Fnatic pushed all the right buttons in their first two games against Top Esports. Rekkles and Hylissang dominated bot lane, picking up duo kills in lane. Selfmade joined them when needed, first to counter Karsa’s own attempts and then to extend the lead Fnatic’s duo had already created for themselves. Instead of being excited to stay relatively even with the tournament favorites, Fnatic kept their foot on the gas. They looked every bit the equal of TES in terms of aggressively seeking out skirmishes.

After Fnatic took those two opening wins, LEC host Eefje “Sjokz” Depoortere set the scene with a monologue. Focusing on Rekkles’ legacy and Fnatic’s potential upset over TOP, Sjokz got the Western audience hyped on the idea that Fnatic could pull off the monumental upset.

As we know, Fnatic could not close it out. A suspect game three draft gave way to a blown teamfight in game four. With a final chance at the upset, Fnatic could not get it down. Karsa’s early gank on Tim “Nemesis” Lipovšek’s Twisted Fate paid off after Nemesis greeded his flash, setting up Zhuo “knight” Ding to carry.

With the loss, Fnatic surely have mixed emotions reflecting on the series. On the one hand, they went toe-to-toe with the pre-tournament favorites, putting them on the ropes after winning the first two games. However, their inability to close the series out has to leave them wondering what could have been. The tournament format would have set up favorably for them, as Fnatic would have avoided both G2 Esports and DAMWON Gaming.

Fnatic must now decide how to address their roster going forward. Rekkles and Hylissang are their only contracts set to expire. It would be a massive shock if Rekkles went anywhere, as he is expected to be with Fnatic for life. Hylissang had a difficult domestic season, but he was one of Fnatic’s best players in this series. His biggest problem may be more related to not being on the same page with his teammates on his engages, rather than declining skill.

Though he remains under contract through 2021, Nemesis is the most likely candidate to move in the off-season. Nemesis had been one of the most consistent mids for Fnatic in 2019, but he struggled much more in 2020. While he’s most comfortable playing a passive farming style, he roamed a lot more often for Fnatic at Worlds. Still, Fnatic may want someone who is more comfortable playing a more aggressive role.

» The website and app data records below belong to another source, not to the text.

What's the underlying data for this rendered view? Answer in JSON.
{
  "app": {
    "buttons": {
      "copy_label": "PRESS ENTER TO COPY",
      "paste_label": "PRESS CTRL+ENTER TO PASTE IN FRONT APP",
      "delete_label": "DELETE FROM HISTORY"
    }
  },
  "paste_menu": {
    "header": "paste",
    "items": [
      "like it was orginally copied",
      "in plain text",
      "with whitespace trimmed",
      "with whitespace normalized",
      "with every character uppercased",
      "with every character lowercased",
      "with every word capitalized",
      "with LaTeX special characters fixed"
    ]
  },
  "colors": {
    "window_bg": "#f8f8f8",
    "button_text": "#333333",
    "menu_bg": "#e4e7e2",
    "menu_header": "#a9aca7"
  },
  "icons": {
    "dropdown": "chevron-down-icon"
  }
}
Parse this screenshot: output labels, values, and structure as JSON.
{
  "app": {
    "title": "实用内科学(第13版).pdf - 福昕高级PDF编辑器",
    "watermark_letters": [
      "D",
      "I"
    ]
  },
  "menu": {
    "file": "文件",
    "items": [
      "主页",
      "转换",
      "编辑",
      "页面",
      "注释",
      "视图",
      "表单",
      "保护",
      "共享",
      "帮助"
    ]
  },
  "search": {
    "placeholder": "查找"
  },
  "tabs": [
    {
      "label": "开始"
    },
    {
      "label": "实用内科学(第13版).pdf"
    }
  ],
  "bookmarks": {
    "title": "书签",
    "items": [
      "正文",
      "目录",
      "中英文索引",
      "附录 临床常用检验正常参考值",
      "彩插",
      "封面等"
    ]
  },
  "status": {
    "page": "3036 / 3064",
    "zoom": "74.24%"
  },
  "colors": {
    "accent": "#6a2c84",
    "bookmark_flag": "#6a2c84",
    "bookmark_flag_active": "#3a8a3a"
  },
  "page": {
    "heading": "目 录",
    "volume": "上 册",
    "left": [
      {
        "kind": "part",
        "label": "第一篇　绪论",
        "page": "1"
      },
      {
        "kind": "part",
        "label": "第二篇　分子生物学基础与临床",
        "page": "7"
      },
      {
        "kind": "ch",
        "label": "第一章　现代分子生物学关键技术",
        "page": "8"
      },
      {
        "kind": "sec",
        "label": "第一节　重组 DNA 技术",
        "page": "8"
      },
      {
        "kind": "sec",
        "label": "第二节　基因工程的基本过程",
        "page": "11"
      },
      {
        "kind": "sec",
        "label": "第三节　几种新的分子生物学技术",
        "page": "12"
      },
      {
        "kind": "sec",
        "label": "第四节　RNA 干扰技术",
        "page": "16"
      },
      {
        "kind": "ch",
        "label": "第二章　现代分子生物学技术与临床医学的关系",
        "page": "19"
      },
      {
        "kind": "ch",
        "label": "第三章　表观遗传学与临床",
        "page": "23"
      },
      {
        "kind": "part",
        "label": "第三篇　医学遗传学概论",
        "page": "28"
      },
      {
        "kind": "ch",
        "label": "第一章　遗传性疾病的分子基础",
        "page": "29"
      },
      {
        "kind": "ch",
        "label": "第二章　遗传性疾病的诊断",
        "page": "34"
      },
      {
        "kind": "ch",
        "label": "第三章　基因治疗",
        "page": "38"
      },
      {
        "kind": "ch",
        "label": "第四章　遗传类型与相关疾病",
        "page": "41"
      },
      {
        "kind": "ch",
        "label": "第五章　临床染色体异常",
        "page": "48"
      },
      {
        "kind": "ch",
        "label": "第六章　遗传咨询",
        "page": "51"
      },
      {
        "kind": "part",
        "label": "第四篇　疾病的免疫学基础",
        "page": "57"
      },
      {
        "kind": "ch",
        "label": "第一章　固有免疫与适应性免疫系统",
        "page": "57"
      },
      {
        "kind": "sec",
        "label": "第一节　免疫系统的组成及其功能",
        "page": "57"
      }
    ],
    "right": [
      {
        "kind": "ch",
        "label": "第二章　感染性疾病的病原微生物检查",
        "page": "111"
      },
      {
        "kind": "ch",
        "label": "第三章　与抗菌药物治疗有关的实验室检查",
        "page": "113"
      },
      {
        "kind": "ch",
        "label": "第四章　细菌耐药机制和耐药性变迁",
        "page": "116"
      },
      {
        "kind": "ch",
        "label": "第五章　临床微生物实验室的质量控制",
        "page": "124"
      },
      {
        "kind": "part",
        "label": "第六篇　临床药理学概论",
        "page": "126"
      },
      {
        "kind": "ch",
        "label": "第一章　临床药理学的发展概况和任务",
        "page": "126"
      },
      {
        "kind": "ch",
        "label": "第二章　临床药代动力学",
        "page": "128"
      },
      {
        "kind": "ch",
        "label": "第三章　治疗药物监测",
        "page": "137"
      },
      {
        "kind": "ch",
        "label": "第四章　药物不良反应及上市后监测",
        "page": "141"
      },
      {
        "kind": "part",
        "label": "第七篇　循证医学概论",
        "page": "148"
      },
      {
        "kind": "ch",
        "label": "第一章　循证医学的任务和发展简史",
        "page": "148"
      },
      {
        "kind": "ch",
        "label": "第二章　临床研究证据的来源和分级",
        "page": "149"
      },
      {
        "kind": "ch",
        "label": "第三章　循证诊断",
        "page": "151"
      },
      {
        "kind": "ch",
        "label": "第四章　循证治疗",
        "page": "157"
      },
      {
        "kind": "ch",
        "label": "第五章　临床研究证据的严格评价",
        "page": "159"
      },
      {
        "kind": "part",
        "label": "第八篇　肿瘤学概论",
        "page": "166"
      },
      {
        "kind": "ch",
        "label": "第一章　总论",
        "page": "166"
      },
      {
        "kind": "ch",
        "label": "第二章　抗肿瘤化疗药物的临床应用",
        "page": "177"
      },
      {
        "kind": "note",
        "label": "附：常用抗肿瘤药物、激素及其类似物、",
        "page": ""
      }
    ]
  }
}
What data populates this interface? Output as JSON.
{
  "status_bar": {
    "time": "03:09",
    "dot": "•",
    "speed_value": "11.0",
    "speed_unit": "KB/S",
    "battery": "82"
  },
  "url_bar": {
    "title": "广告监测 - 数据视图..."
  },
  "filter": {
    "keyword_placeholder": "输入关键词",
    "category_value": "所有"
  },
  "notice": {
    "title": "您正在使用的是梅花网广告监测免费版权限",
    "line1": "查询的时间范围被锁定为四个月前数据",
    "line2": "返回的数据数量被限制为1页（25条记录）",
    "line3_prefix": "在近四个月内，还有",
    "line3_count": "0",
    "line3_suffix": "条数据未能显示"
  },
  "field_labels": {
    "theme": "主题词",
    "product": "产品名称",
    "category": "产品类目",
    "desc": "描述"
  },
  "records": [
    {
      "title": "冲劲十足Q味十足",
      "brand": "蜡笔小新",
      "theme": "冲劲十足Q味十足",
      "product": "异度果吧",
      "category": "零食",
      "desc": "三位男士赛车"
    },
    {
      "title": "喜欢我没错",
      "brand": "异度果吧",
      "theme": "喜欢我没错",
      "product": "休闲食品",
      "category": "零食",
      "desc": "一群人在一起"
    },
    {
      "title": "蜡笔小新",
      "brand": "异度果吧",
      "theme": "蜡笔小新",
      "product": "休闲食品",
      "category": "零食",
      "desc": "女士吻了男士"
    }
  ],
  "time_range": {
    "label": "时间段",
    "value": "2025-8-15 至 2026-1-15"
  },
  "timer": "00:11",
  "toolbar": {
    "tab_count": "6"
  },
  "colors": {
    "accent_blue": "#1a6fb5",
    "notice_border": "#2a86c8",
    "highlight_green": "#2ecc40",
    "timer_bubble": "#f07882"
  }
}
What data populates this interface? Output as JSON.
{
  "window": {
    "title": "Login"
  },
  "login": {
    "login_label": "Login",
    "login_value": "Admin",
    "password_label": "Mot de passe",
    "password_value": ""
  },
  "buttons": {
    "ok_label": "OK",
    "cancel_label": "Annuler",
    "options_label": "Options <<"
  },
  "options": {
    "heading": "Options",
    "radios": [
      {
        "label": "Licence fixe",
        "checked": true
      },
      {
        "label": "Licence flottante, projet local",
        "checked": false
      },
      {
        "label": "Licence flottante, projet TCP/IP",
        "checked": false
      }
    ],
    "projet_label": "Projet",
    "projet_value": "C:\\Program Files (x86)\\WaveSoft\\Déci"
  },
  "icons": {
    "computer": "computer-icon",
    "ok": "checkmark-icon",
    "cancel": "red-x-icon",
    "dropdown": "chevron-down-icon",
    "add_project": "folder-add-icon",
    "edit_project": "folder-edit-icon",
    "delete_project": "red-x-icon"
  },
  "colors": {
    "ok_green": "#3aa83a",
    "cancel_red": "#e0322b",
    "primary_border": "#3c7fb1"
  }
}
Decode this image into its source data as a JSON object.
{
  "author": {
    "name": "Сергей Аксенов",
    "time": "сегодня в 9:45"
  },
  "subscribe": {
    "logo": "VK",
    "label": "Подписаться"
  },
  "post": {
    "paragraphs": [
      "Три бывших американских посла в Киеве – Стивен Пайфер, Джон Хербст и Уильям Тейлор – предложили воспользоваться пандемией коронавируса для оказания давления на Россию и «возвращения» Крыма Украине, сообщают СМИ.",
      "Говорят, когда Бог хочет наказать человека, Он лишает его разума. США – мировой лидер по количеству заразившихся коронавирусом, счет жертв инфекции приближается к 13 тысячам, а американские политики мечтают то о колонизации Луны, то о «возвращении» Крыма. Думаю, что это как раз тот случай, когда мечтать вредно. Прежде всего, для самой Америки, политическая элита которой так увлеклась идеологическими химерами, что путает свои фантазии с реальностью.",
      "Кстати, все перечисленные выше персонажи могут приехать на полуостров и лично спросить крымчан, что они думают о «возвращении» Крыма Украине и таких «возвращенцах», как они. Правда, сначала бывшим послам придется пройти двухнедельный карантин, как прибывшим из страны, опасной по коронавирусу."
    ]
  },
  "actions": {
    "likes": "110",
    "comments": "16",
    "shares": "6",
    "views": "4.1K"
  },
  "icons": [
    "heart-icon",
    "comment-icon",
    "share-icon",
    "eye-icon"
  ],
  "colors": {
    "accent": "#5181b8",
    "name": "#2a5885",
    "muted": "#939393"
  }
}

Worlds action will continue on with the semifinals. G2 Esports will take on DAMWON Gaming for the first Finals spot on Saturday, October 24th at 3 a.m. PST. Top Esports will then take on Suning at the same time on Sunday, October 25th.